Up in north Georgia just last week, our Alumni Association and host Dr. Joe Burch, a 1985 graduate who happens to be a diagnostic radiologist, were having a regional reception in Rome. This a beautiful part of Georgia anytime and definitely at this fall time when a good crowd of MCG graduates gathered. Alumni Association President Dr. Lynne Brannen, a 1982 MCG graduate who practices pulmonary and critical care medicine right here in Augusta, was there to thank the many great doctors up that way helping educate our third- and fourth-year students. Nate Howell, a classmate of David’s, was there to thank them as well for the front seat perspective they provide to him and to other MCG students. Our Northwest Campus — based in Rome and our youngest campus with an official start year of 2013 — began with a hub of enthusiasm that continues to this day. In fact, there is fervent interest in officially expanding the campus up that way to Dalton, a model that has worked so well in Southeast Georgia, with bases in both Savannah and Brunswick (where David was when he got that important call). Dalton, which is about 40 miles northeast of Rome, and the Hamilton Health Care System there already are great partners in medical education and we look forward to strengthening the bond.
Dr. Kenneth Sang-Ho Kwon awarded $1.7 million NIH grant to look the role of exosomes after acute kidney injury
Since we have been talking about traveling, it brings to mind exosomes, nanometer-sized containers that haul important cargo around in our bodies and likely deliver signals as well, maybe even about what to do with the cargo. This is a science fiction/real life science topic that has scientists looking at exosomes as a natural drug delivery system and maybe also an important diagnostic biomarker for disease. Our Kenneth Sang-Ho Kwon, cell biologist in the Department of Cellular Biology and Anatomy, is right in the middle of this. He recently received a $1.7 million grant from the National Institutes of Health to try to figure out just what the swarm of exosomes are doing and carrying when they show up following an acute kidney injury. Dr. Kwon’s focus is specifically what’s happening in the tubules, the little extension off of each kidney filter where waste products gets passed on for elimination in the urine but also where a lot of stuff we need like water and glucose get resorbed. Tubules are a major site for these acute kidney injuries, which are on the increase. More to come on this cool topic in the coming weeks on the MCG home page and elsewhere. Our congratulations and thanks to Dr. Kwon who came to us in 2018 from the Medical University of South Carolina. We are glad you are with us.
State of the College now set for noon, January 9
Finally today, I wanted to note that the State of the College Address has been moved to noon, January 9, in the Lee Auditorium. I apologize for two moves of this also annual tradition but after the new year was just better timing this year.

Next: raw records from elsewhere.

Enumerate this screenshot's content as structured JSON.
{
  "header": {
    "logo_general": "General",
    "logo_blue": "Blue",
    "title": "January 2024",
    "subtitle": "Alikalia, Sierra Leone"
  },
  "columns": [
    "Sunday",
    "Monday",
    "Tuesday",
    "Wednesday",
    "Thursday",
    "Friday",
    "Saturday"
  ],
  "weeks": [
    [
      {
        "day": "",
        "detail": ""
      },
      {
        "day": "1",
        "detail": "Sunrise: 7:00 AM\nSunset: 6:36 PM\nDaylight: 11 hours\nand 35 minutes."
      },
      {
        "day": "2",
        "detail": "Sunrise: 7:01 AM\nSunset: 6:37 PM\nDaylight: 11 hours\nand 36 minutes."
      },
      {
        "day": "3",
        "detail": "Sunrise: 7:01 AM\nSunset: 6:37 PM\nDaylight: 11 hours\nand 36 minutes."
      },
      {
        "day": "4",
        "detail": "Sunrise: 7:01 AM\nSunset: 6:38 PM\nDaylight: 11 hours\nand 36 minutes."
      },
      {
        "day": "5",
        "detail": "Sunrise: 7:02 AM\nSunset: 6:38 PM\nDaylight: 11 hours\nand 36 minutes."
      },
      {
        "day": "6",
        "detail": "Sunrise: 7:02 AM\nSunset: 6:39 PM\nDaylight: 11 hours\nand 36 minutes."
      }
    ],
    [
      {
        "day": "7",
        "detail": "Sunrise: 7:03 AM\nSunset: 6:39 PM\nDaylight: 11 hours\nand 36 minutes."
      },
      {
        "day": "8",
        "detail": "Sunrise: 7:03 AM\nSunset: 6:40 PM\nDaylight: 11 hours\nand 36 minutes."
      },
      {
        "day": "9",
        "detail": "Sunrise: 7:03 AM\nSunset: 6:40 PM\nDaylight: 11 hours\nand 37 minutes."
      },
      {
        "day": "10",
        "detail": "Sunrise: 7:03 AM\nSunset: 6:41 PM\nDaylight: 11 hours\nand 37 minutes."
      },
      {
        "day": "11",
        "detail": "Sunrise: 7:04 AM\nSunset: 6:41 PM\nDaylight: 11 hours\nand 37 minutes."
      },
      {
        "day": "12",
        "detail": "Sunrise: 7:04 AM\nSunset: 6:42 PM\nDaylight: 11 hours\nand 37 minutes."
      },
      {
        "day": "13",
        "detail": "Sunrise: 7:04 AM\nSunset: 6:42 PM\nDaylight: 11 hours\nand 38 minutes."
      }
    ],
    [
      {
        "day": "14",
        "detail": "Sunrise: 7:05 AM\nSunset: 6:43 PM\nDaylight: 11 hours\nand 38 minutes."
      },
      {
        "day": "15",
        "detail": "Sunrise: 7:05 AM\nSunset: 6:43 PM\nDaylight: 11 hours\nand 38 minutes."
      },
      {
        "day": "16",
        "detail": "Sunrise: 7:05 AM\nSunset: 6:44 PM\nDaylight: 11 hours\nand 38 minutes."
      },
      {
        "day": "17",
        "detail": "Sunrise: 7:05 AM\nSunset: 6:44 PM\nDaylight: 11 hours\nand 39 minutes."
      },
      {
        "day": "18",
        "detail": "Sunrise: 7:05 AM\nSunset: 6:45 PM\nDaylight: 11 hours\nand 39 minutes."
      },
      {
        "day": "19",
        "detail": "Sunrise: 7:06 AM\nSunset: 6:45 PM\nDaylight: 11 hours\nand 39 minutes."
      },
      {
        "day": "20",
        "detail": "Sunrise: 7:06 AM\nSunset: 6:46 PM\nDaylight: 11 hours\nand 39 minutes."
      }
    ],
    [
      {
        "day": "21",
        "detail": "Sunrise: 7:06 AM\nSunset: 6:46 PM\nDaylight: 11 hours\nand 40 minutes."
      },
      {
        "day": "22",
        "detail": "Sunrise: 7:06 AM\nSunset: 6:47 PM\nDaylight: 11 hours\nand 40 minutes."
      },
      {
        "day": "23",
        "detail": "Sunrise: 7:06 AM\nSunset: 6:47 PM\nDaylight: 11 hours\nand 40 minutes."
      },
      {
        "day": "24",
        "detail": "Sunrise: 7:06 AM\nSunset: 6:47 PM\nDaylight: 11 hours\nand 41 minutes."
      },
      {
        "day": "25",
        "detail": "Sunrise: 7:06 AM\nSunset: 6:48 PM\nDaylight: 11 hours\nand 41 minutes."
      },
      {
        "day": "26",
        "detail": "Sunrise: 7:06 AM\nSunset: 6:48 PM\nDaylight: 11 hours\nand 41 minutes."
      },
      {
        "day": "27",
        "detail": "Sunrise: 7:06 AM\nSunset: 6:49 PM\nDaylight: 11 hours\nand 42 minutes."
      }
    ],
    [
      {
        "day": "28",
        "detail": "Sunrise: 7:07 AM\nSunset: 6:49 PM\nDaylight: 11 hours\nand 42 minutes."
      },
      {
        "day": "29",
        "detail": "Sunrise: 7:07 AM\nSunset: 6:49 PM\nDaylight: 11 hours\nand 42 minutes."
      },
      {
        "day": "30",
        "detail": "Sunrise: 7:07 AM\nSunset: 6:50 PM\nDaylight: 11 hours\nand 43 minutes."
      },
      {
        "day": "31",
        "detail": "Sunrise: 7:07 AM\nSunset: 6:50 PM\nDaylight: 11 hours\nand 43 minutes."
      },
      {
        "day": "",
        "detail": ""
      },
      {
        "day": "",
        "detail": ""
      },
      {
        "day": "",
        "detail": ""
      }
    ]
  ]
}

We’ll see how it goes then make a decision on whether this is one tradition we want to permanently adjust.
Oct. 19 – White Coat Ceremony, 2 p.m., Bell Auditorium, guest speaker is Dr. Brenda Fitzgerald, former commissioner of the Georgia Department of Public Health and former director of the Centers for Disease Control and Prevention.
Nov. 1 – Body Donor Memorial Service, 1 p.m., Lee Auditorium.
Nov. 4 – Medical Scholars Research Day, Harrison Commons.
Jan. 9 – State of the College, noon, Lee Auditorium.
Jan. 16 – Alumni Association Savannah/Brunswick Regional Reception, 6 p.m., location TBD.